Track down each line below containing the string "Attach" and copy it.

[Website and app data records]

________

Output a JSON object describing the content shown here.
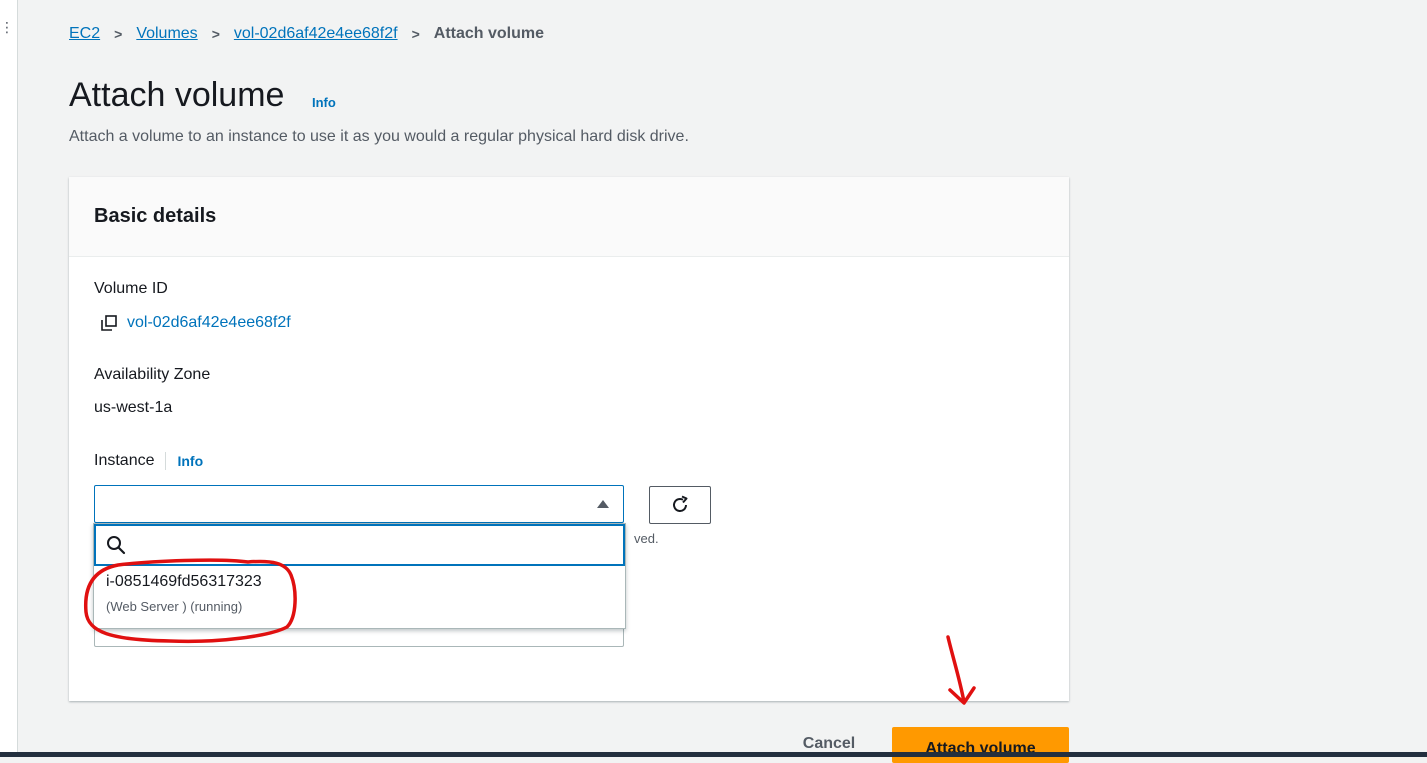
{
  "breadcrumb": {
    "items": [
      "EC2",
      "Volumes",
      "vol-02d6af42e4ee68f2f"
    ],
    "current": "Attach volume"
  },
  "page": {
    "title": "Attach volume",
    "title_info": "Info",
    "description": "Attach a volume to an instance to use it as you would a regular physical hard disk drive."
  },
  "basic_details": {
    "heading": "Basic details",
    "volume_id_label": "Volume ID",
    "volume_id": "vol-02d6af42e4ee68f2f",
    "az_label": "Availability Zone",
    "az_value": "us-west-1a",
    "instance_label": "Instance",
    "instance_info": "Info",
    "instance_value": "",
    "help_partial": "ved."
  },
  "dropdown": {
    "search_placeholder": "",
    "options": [
      {
        "id": "i-0851469fd56317323",
        "desc": "(Web Server ) (running)"
      }
    ]
  },
  "actions": {
    "cancel": "Cancel",
    "attach": "Attach volume"
  },
  "colors": {
    "link": "#0073bb",
    "primary_button": "#ff9900",
    "annotation": "#e01010"
  },
  "icons": [
    "kebab-icon",
    "chevron-right-icon",
    "copy-icon",
    "caret-up-icon",
    "refresh-icon",
    "search-icon"
  ]
}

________

FINISHED TASK:
    "current": "Attach volume"
    "title": "Attach volume",
    "description": "Attach a volume to an instance to use it as you would a regular physical hard disk drive."
    "attach": "Attach volume"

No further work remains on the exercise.